Bereavement or Compassionate Leave
Employees can be absent from work to deal with emergencies that range from assaults, injuries, and school incidents to unexpected child deliveries.
Paid parental bereavement leave is a statutory right that employees have upon the death of their children 18 years old or younger or stillbirth after 24 weeks of pregnancy. Parents in these situations can take from one to two weeks (continuous or split) but always within 56 weeks of the occurrence.
Employees who reached 26 weeks’ continuous employment or more have the right to request flexible working. This goes from arranging different working hours to remote work (either partially or wholly). This doesn’t bar you from negotiating flexible working conditions even if the employees/workers don’t meet the time prerequisites, particularly with those who must tend to family matters on the spot.
The Equality Act 2010 lists pregnancy and maternity as protected characteristics, meaning that employees are not to be harassed or discriminated against on these grounds.
In that same vein, part-time employees (especially those who request part-time work due to family concerns) deserve the same treatment as their full-time counterparts, with similar remuneration in proportion to their working hours.
The above is especially relevant when discussing gender pay gap issues, for women tend to request part-time work more often in light of caring responsibilities. For this reason, enhanced parental leaves and extra childcare provisions can aid in improving the work-life balance in men and women alike, allowing them to be more fruitful on both fronts.
You can remind your employees of the different childcare support policies they can benefit from, both those provided by you and by the government. The latter specifically offers the following:
- A yearly tax-free childcare payment for people with children under 12 or disabled children under 17;
- 15 hours of free weekly childcare for parents of 3 and 4-year-olds or those of 2-year-olds who receive government support (30 hours for working parents);
- “Universal Credit” covering up to 85% of the parents’ childcare costs when the children are under 16 years of age;
- Tax credits for parents of children under 16 (and under 17 if disabled).
How We Can Help
We’ve just touched the tip of the iceberg when it comes to family-friendly policies. As you can see, you’re given a lot of wiggle room to improve your employees’ work-life balance, but you’re also shown a wide array of statutory mandates you should abide by that are not negotiable.
Our team of employment specialists is more than prepared to offer helpful advice on how to secure compliance with UK laws on these matters and improve your policies to make them more family-friendly, always taking into account your present conditions.
Call us now at 03334149244. We’d be more than happy to hear your queries and schedule a consultation appointment with you.
Shared parental leave is a statutory benefit whereby employees can share a maximum of 50 weeks of leave and 37 weeks of pay with their partners or spouses during the first year after their child is born or placed in adoption.

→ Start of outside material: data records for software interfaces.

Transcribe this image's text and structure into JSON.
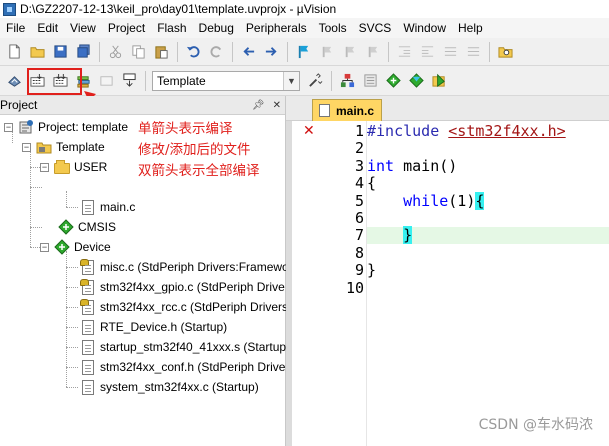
{
  "window": {
    "title": "D:\\GZ2207-12-13\\keil_pro\\day01\\template.uvprojx - µVision"
  },
  "menu": [
    {
      "label": "File"
    },
    {
      "label": "Edit"
    },
    {
      "label": "View"
    },
    {
      "label": "Project"
    },
    {
      "label": "Flash"
    },
    {
      "label": "Debug"
    },
    {
      "label": "Peripherals"
    },
    {
      "label": "Tools"
    },
    {
      "label": "SVCS"
    },
    {
      "label": "Window"
    },
    {
      "label": "Help"
    }
  ],
  "toolbar2": {
    "target_select": "Template"
  },
  "project_panel": {
    "title": "Project",
    "tree": {
      "root": "Project: template",
      "target": "Template",
      "user_group": "USER",
      "user_files": [
        "main.c"
      ],
      "cmsis": "CMSIS",
      "device_group": "Device",
      "device_files": [
        "misc.c (StdPeriph Drivers:Framewo",
        "stm32f4xx_gpio.c (StdPeriph Drive",
        "stm32f4xx_rcc.c (StdPeriph Drivers",
        "RTE_Device.h (Startup)",
        "startup_stm32f40_41xxx.s (Startup",
        "stm32f4xx_conf.h (StdPeriph Drive",
        "system_stm32f4xx.c (Startup)"
      ]
    }
  },
  "annotation": {
    "lines": [
      "单箭头表示编译",
      "修改/添加后的文件",
      "双箭头表示全部编译"
    ],
    "color": "#e0201c"
  },
  "editor": {
    "tab_label": "main.c",
    "line_numbers": [
      "1",
      "2",
      "3",
      "4",
      "5",
      "6",
      "7",
      "8",
      "9",
      "10"
    ],
    "code": {
      "l1_directive": "#include",
      "l1_header": "<stm32f4xx.h>",
      "l3_type": "int",
      "l3_rest": " main()",
      "l4": "{",
      "l5_keyword": "while",
      "l5_rest": "(1)",
      "l5_brace": "{",
      "l7_brace": "}",
      "l9": "}"
    },
    "breakpoint_mark": "✕",
    "current_line": 7
  },
  "watermark": "CSDN @车水码浓",
  "colors": {
    "accent_red": "#e0201c",
    "tab_yellow": "#ffd664",
    "current_line_bg": "#e5f8e5",
    "brace_highlight": "#36f0f0"
  },
  "icons": {
    "toolbar1": [
      "new-file-icon",
      "open-folder-icon",
      "save-icon",
      "save-all-icon",
      "cut-icon",
      "copy-icon",
      "paste-icon",
      "undo-icon",
      "redo-icon",
      "nav-back-icon",
      "nav-forward-icon",
      "bookmark-icon",
      "prev-bookmark-icon",
      "next-bookmark-icon",
      "clear-bookmarks-icon",
      "indent-icon",
      "unindent-icon",
      "comment-icon",
      "uncomment-icon",
      "find-in-files-icon"
    ],
    "toolbar2": [
      "translate-icon",
      "build-icon",
      "rebuild-icon",
      "batch-build-icon",
      "stop-build-icon",
      "download-icon",
      "target-options-icon",
      "manage-project-items-icon",
      "select-packs-icon",
      "pack-installer-icon",
      "rte-manage-icon",
      "rte-device-icon"
    ]
  }
}
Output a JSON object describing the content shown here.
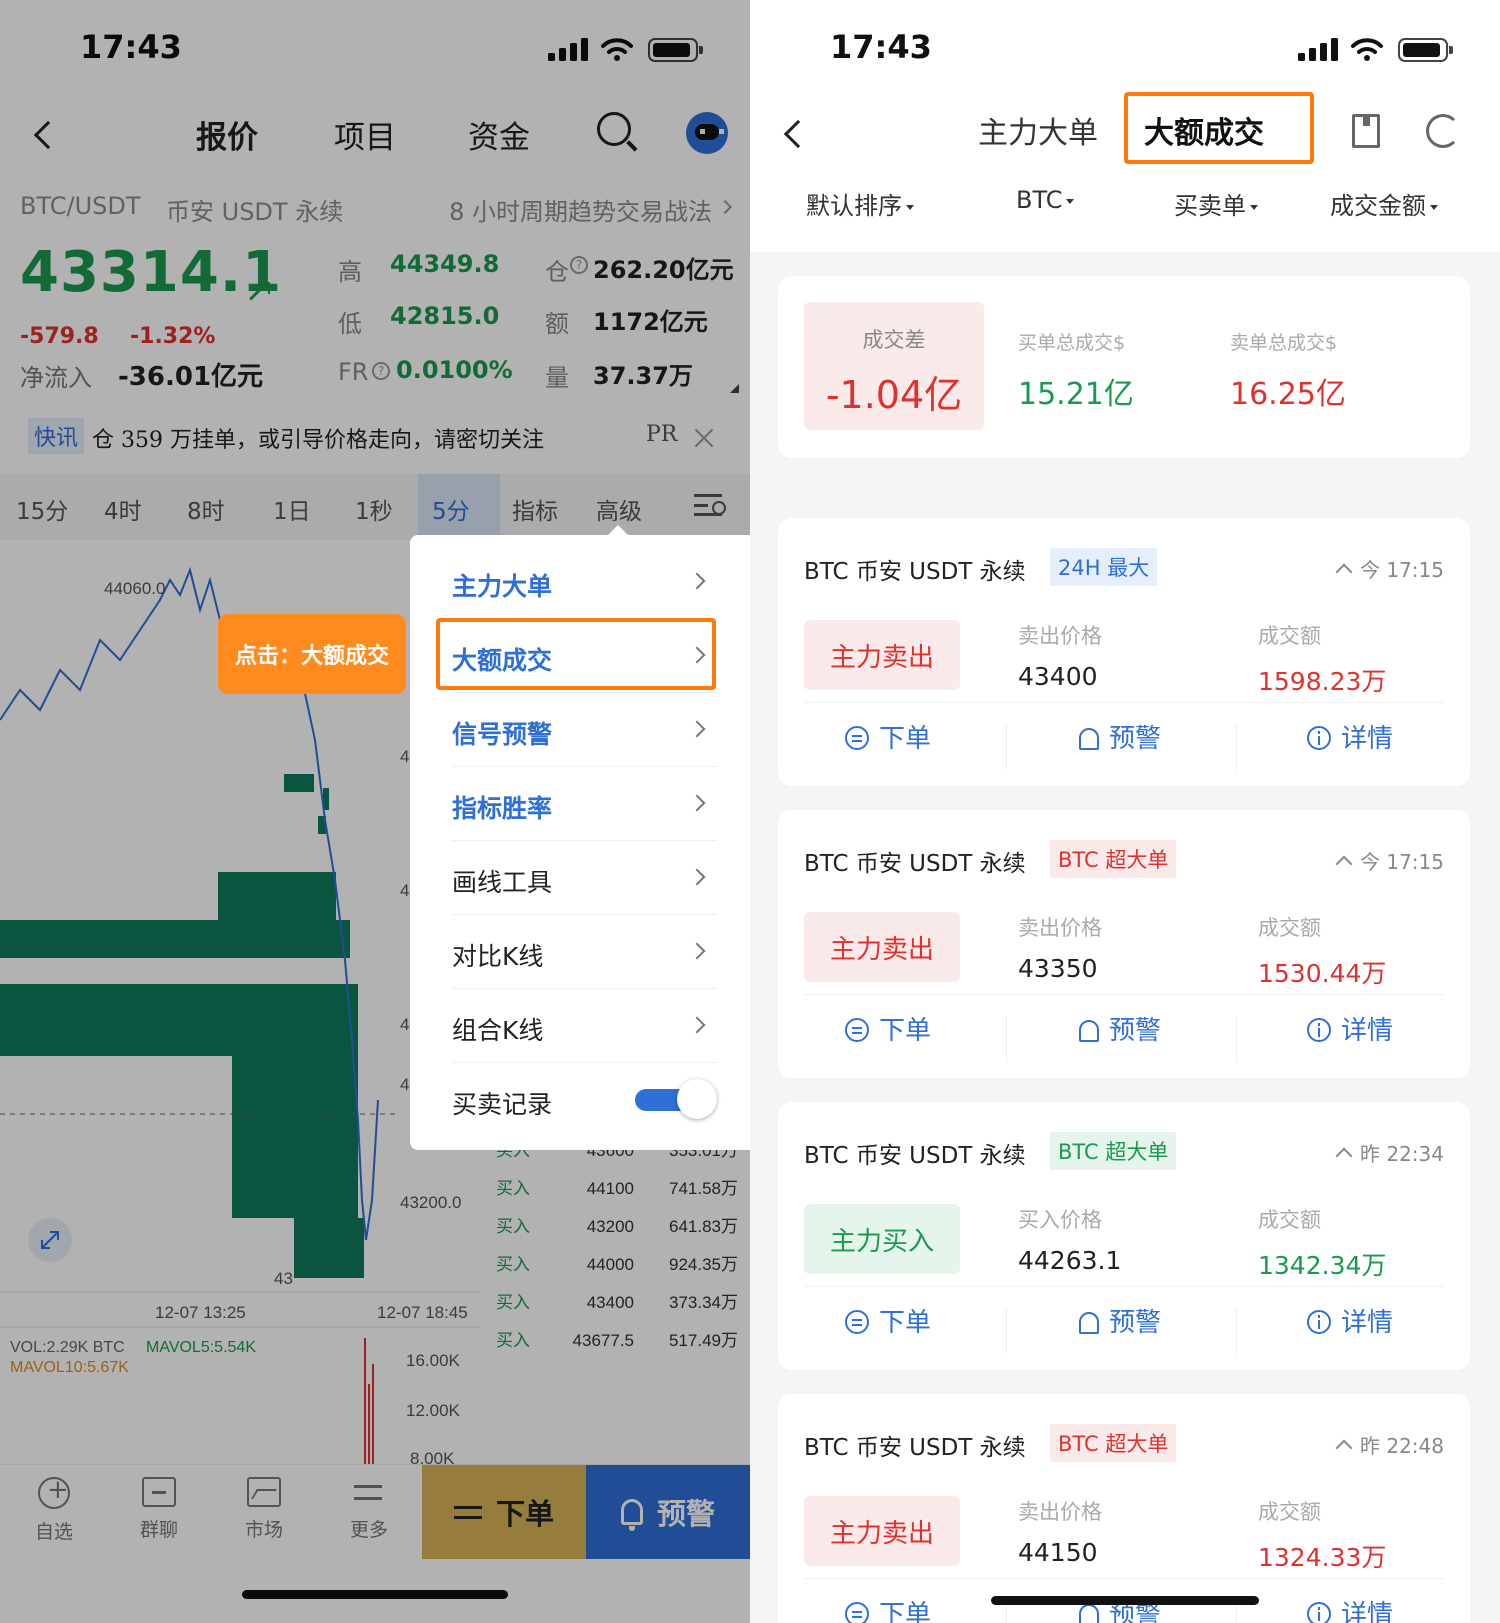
{
  "status_bar": {
    "time": "17:43"
  },
  "left": {
    "nav": {
      "tabs": [
        "报价",
        "项目",
        "资金"
      ]
    },
    "pair": {
      "symbol": "BTC/USDT",
      "exchange": "币安 USDT 永续",
      "strategy": "8 小时周期趋势交易战法"
    },
    "quote": {
      "price": "43314.1",
      "change": "-579.8",
      "change_pct": "-1.32%",
      "netflow_label": "净流入",
      "netflow": "-36.01亿元"
    },
    "stats": [
      {
        "label": "高",
        "value": "44349.8"
      },
      {
        "label": "低",
        "value": "42815.0"
      },
      {
        "label": "FR",
        "value": "0.0100%"
      },
      {
        "label": "仓",
        "value": "262.20亿元"
      },
      {
        "label": "额",
        "value": "1172亿元"
      },
      {
        "label": "量",
        "value": "37.37万"
      }
    ],
    "news": {
      "tag": "快讯",
      "text": "仓 359 万挂单，或引导价格走向，请密切关注",
      "pr": "PR"
    },
    "timeframes": [
      "15分",
      "4时",
      "8时",
      "1日",
      "1秒",
      "5分",
      "指标",
      "高级"
    ],
    "active_timeframe": "5分",
    "chart": {
      "price_labels": [
        "44060.0",
        "43200.0",
        "43"
      ],
      "axis_partial": [
        "4",
        "4",
        "4",
        "4"
      ],
      "time_labels": [
        "12-07 13:25",
        "12-07 18:45"
      ],
      "vol_text": "VOL:2.29K BTC",
      "mavol5": "MAVOL5:5.54K",
      "mavol10": "MAVOL10:5.67K",
      "vol_axis": [
        "16.00K",
        "12.00K",
        "8.00K"
      ],
      "colors": {
        "bar": "#0d7a5c",
        "line": "#2f6fd6"
      }
    },
    "trades": [
      {
        "side": "买入",
        "price": "43600",
        "amount": "353.01万"
      },
      {
        "side": "买入",
        "price": "44100",
        "amount": "741.58万"
      },
      {
        "side": "买入",
        "price": "43200",
        "amount": "641.83万"
      },
      {
        "side": "买入",
        "price": "44000",
        "amount": "924.35万"
      },
      {
        "side": "买入",
        "price": "43400",
        "amount": "373.34万"
      },
      {
        "side": "买入",
        "price": "43677.5",
        "amount": "517.49万"
      }
    ],
    "menu": {
      "items": [
        "主力大单",
        "大额成交",
        "信号预警",
        "指标胜率",
        "画线工具",
        "对比K线",
        "组合K线",
        "买卖记录"
      ],
      "callout": "点击：大额成交"
    },
    "bottom": {
      "items": [
        "自选",
        "群聊",
        "市场",
        "更多"
      ],
      "order_btn": "下单",
      "alert_btn": "预警"
    }
  },
  "right": {
    "tabs": [
      "主力大单",
      "大额成交"
    ],
    "filters": [
      "默认排序",
      "BTC",
      "买卖单",
      "成交金额"
    ],
    "summary": {
      "diff_label": "成交差",
      "diff_value": "-1.04亿",
      "buy_label": "买单总成交$",
      "buy_value": "15.21亿",
      "sell_label": "卖单总成交$",
      "sell_value": "16.25亿"
    },
    "cards": [
      {
        "title": "BTC 币安 USDT 永续",
        "badge": "24H 最大",
        "badge_color": "blue",
        "time": "今 17:15",
        "side": "主力卖出",
        "side_type": "sell",
        "price_label": "卖出价格",
        "price": "43400",
        "amount_label": "成交额",
        "amount": "1598.23万"
      },
      {
        "title": "BTC 币安 USDT 永续",
        "badge": "BTC 超大单",
        "badge_color": "red",
        "time": "今 17:15",
        "side": "主力卖出",
        "side_type": "sell",
        "price_label": "卖出价格",
        "price": "43350",
        "amount_label": "成交额",
        "amount": "1530.44万"
      },
      {
        "title": "BTC 币安 USDT 永续",
        "badge": "BTC 超大单",
        "badge_color": "green",
        "time": "昨 22:34",
        "side": "主力买入",
        "side_type": "buy",
        "price_label": "买入价格",
        "price": "44263.1",
        "amount_label": "成交额",
        "amount": "1342.34万"
      },
      {
        "title": "BTC 币安 USDT 永续",
        "badge": "BTC 超大单",
        "badge_color": "red",
        "time": "昨 22:48",
        "side": "主力卖出",
        "side_type": "sell",
        "price_label": "卖出价格",
        "price": "44150",
        "amount_label": "成交额",
        "amount": "1324.33万"
      }
    ],
    "actions": [
      "下单",
      "预警",
      "详情"
    ]
  }
}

Both parties would need to give up some of their own maternity or adoption leave and payment rights to apply for SPL.
Receiving a flexible working application doesn’t necessarily entail an obligation to accept the proposals in their entirety, but you’d rather not dismiss them lightly either. You ought to hold meetings with the employee to hear their point of view and discuss the pros and cons of the proposition. You should also offer an appeal process in case the request is denied.
The differences are numerous, but the most relevant are the following:
- “Time off for dependents” applies in cases involving relatives with whom the applicant has caring responsibilities. On the other hand, parental leaves relate to parental responsibilities exclusively.
- Whereas unpaid parental leave is only approved a limited number of times, “time off for dependents” can be requested as many times as needed, considering that it’s meant to cover emergencies solely.